### TASK
From the entries below, copy out every line with "kind" in it.

### Excerpts from an interface dataset
--------

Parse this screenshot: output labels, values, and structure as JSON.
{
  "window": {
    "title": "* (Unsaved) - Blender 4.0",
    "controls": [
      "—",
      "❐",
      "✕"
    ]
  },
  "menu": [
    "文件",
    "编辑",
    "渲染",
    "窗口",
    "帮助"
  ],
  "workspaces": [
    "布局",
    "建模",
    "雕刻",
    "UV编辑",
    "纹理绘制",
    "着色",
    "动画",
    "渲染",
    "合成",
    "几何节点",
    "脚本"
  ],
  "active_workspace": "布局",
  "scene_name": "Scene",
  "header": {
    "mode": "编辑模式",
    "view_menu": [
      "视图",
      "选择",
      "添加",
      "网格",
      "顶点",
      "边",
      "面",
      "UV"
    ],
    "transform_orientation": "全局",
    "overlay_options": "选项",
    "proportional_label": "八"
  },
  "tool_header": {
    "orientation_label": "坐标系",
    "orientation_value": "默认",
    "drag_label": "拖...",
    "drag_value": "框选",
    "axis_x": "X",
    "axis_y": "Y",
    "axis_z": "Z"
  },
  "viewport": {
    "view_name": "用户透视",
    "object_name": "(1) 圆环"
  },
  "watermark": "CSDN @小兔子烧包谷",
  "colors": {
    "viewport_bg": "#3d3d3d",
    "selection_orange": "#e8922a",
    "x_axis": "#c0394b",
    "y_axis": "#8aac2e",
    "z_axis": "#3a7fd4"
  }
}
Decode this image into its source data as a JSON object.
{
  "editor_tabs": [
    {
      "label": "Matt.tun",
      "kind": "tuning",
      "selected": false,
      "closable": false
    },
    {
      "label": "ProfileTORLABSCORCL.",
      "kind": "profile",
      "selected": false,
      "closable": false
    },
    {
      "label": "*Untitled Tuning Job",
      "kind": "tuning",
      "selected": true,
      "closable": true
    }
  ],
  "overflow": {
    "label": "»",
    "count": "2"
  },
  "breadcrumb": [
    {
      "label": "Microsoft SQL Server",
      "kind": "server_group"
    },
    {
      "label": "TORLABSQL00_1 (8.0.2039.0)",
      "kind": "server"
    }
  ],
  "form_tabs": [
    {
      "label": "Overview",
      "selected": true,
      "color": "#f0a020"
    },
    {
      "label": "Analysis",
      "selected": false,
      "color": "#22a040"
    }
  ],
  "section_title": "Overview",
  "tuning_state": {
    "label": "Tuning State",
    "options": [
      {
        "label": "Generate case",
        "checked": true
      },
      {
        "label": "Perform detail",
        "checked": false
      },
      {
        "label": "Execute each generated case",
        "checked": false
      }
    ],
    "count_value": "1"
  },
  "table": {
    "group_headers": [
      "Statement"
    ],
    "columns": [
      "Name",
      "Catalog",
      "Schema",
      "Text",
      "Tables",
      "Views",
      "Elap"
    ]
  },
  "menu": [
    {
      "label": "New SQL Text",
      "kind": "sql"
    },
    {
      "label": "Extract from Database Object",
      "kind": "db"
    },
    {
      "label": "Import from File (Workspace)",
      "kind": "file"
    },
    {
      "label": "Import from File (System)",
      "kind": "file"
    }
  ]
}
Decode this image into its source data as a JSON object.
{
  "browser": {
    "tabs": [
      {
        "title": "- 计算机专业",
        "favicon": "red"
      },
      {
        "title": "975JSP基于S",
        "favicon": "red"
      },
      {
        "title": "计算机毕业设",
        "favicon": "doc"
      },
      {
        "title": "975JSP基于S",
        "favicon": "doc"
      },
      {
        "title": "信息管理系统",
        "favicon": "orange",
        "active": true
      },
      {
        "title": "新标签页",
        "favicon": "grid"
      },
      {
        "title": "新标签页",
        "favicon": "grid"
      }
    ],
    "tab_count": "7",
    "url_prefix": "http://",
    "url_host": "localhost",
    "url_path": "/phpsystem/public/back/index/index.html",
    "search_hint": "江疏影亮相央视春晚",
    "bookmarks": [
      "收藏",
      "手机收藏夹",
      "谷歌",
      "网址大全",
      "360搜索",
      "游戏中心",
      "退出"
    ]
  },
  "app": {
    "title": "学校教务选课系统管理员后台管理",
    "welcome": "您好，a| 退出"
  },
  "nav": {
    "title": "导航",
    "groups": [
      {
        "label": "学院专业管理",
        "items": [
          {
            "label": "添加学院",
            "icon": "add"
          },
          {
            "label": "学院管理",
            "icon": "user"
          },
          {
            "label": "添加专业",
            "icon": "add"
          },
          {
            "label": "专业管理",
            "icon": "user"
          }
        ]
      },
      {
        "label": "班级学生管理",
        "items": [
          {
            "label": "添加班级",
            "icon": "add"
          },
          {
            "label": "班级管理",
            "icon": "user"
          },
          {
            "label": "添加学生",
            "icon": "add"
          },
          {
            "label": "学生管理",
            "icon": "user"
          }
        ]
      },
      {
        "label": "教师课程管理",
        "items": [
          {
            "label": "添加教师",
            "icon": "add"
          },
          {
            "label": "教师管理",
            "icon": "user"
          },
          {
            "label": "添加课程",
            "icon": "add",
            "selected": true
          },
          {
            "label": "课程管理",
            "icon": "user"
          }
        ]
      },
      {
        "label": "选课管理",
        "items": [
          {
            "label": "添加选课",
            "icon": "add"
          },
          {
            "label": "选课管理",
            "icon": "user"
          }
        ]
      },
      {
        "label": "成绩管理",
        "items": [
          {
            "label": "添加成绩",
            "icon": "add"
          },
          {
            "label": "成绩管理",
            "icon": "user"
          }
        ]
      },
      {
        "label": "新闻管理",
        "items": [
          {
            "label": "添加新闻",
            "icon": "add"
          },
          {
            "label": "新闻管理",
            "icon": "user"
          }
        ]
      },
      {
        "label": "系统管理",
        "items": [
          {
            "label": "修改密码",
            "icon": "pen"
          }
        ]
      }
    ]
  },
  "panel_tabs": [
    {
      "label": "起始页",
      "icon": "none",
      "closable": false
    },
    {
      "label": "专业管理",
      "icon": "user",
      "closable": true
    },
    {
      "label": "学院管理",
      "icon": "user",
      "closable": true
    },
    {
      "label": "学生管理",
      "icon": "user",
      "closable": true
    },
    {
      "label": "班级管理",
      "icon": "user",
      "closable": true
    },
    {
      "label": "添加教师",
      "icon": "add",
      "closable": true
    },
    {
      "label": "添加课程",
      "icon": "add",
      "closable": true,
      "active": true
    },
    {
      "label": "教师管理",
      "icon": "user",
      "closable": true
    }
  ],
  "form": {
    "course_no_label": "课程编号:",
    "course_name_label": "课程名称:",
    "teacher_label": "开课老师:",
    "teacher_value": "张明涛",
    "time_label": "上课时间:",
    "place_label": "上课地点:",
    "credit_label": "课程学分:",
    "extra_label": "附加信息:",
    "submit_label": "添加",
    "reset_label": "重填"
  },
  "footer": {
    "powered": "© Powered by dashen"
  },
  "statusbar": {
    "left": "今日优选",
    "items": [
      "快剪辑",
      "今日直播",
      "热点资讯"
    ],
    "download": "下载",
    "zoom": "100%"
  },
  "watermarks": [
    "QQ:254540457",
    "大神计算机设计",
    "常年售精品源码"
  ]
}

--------

### SOLUTION
      "kind": "tuning",
      "kind": "profile",
      "kind": "tuning",
      "kind": "server_group"
      "kind": "server"
      "kind": "sql"
      "kind": "db"
      "kind": "file"
      "kind": "file"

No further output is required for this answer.